After a missing a flight last night, I thought my journey to Royal Melbourne was doomed.
But there are just times when paying through the nose seems appropriate, and despite thunderstorms doing their best to thwart my new plans, an early morning flight from Sydney eventually got me to Melbourne and seven hours later I was walking the course with Miguel Jiminez, Francesco Molinari and overnight leader Kevin Streelman at the World Cup of Golf.
The Melbourne weather was it’s usual unpredictable self this morning but as Adam Scott strolled to the practice putting green the clouds parted and the sunbathed Royal Melbourne for the rest of the day.
And it was the sun that was the indirect cause of quite a few problems on day two of the World Cup of Golf.
Several rumours suggested that the greens were running at 15, which Day described as a little unfair.
Kevin Streelman likened them to the greens at The Masters – although he later admitted he has yet to make a cut at Augusta and couldn’t be sure of how fast those greens can get.
Streelman was on fire early and opened up a four-shot lead before dropping shots at the ninth and tenth holes. His playing partners were struggling to stay under par for the tournament.
Jiminez tossed his ball away on the 10th hole when he found it unplayable and headed back to the tee. The Spaniard was bullish when an approach shot found the greenside bunker at the 13th hole, this time his sand wedge was briefly airborne.
Francesco Molinari was the highest-ranked player in the group (ranked 37th in the world) but was also frustrated on the greens.
Streelman stayed out of trouble for the majority of the second nine and made some great par-saving putts to stay in contention for the biggest victory of his career.
Without doubt the highlight of the day came when an insect or small spider decided to head down Miguel Jiminez’s short at the 16th green.
Struggling to find it, his caddie was called in to give him some advice. A fan yelled, “Don’t worry Miguel, redbacks are harmless!”.

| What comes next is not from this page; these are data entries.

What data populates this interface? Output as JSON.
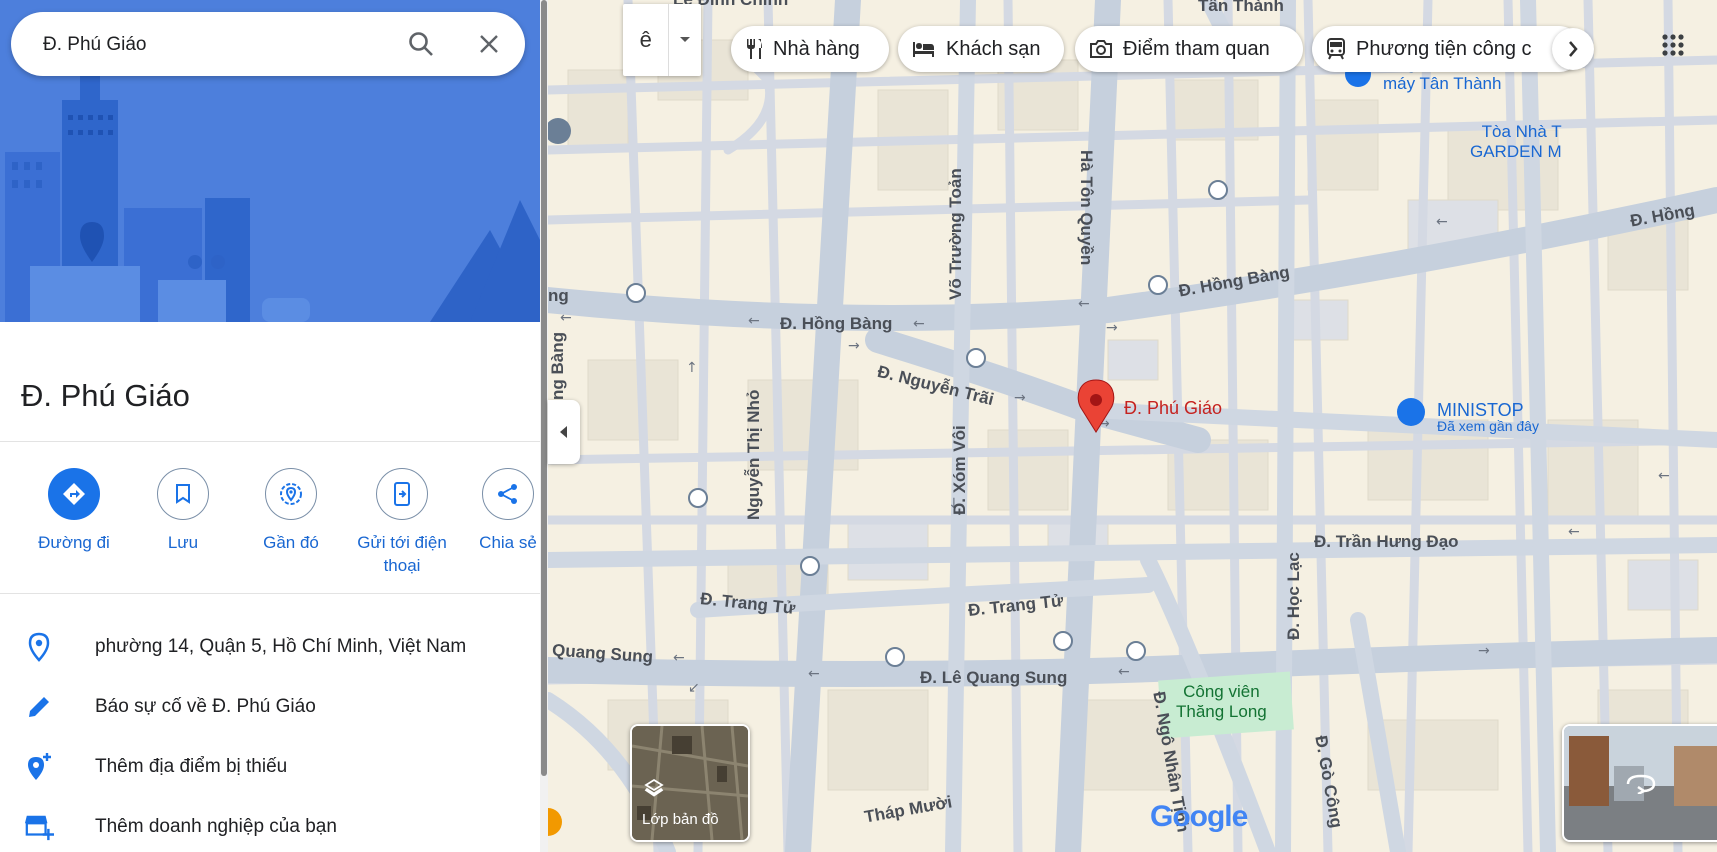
{
  "search": {
    "query": "Đ. Phú Giáo"
  },
  "place": {
    "title": "Đ. Phú Giáo"
  },
  "actions": [
    {
      "label": "Đường đi"
    },
    {
      "label": "Lưu"
    },
    {
      "label": "Gần đó"
    },
    {
      "label": "Gửi tới điện thoại"
    },
    {
      "label": "Chia sẻ"
    }
  ],
  "info": {
    "address": "phường 14, Quận 5, Hồ Chí Minh, Việt Nam",
    "report": "Báo sự cố về Đ. Phú Giáo",
    "add_place": "Thêm địa điểm bị thiếu",
    "add_business": "Thêm doanh nghiệp của bạn"
  },
  "map": {
    "input_tool": "ê",
    "chips": [
      {
        "label": "Nhà hàng",
        "icon": "restaurant-icon"
      },
      {
        "label": "Khách sạn",
        "icon": "hotel-icon"
      },
      {
        "label": "Điểm tham quan",
        "icon": "camera-icon"
      },
      {
        "label": "Phương tiện công c",
        "icon": "transit-icon"
      }
    ],
    "layers_label": "Lớp bản đồ",
    "logo": "Google",
    "pin_label": "Đ. Phú Giáo",
    "labels": {
      "hong_bang_1": "Đ. Hồng Bàng",
      "hong_bang_2": "Đ. Hồng Bàng",
      "hong_bang_3": "Đ. Hồng",
      "nguyen_trai": "Đ. Nguyễn Trãi",
      "tran_hung_dao": "Đ. Trần Hưng Đạo",
      "trang_tu_1": "Đ. Trang Tử",
      "trang_tu_2": "Đ. Trang Tử",
      "le_quang_sung": "Đ. Lê Quang Sung",
      "quang_sung": "Quang Sung",
      "thap_muoi": "Tháp Mười",
      "nguyen_thi_nho": "Nguyễn Thị Nhỏ",
      "xom_voi": "Đ. Xóm Vôi",
      "vo_truong_toan": "Võ Trường Toản",
      "ha_ton_quyen": "Hà Tôn Quyền",
      "hoc_lac": "Đ. Học Lạc",
      "ngo_nhan_tinh": "Đ. Ngô Nhân Tịnh",
      "go_cong": "Đ. Gò Công",
      "ng": "ng",
      "ng_bang": "ng Bàng",
      "le_dinh_chinh": "Lê Đình Chính",
      "tan_thanh": "Tân Thành",
      "tan_thanh_shop": "tùng xe\nmáy Tân Thành",
      "garden": "Tòa Nhà T\nGARDEN M",
      "ministop": "MINISTOP",
      "ministop_sub": "Đã xem gần đây",
      "park": "Công viên\nThăng Long"
    }
  }
}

I’m not sure The Mechanic is aware of the redback spider, he seemed to be quite composed during the search.
Thomas Bjorn backed up opening round 66, to take the lead late in the second round and ensured that Denmark is within range of catching the United States team over the weekend.
The Australian team find themselves eight shots behind the American team. Jason Day put together a solid 1-under par round and Adam Scott looked to have found his game again on the front nine. However, a poor bunker shot on the 11th hole resulted in a double-bogey.
Both players will need something special for Australia to break the long drought at the World Cup of Golf this weekend.
There is a great atmosphere out at Royal Melbourne this week. I urge all Melbourne golf fans to get out and check out some of the world’s best golfers. The weekend is going to get very interesting.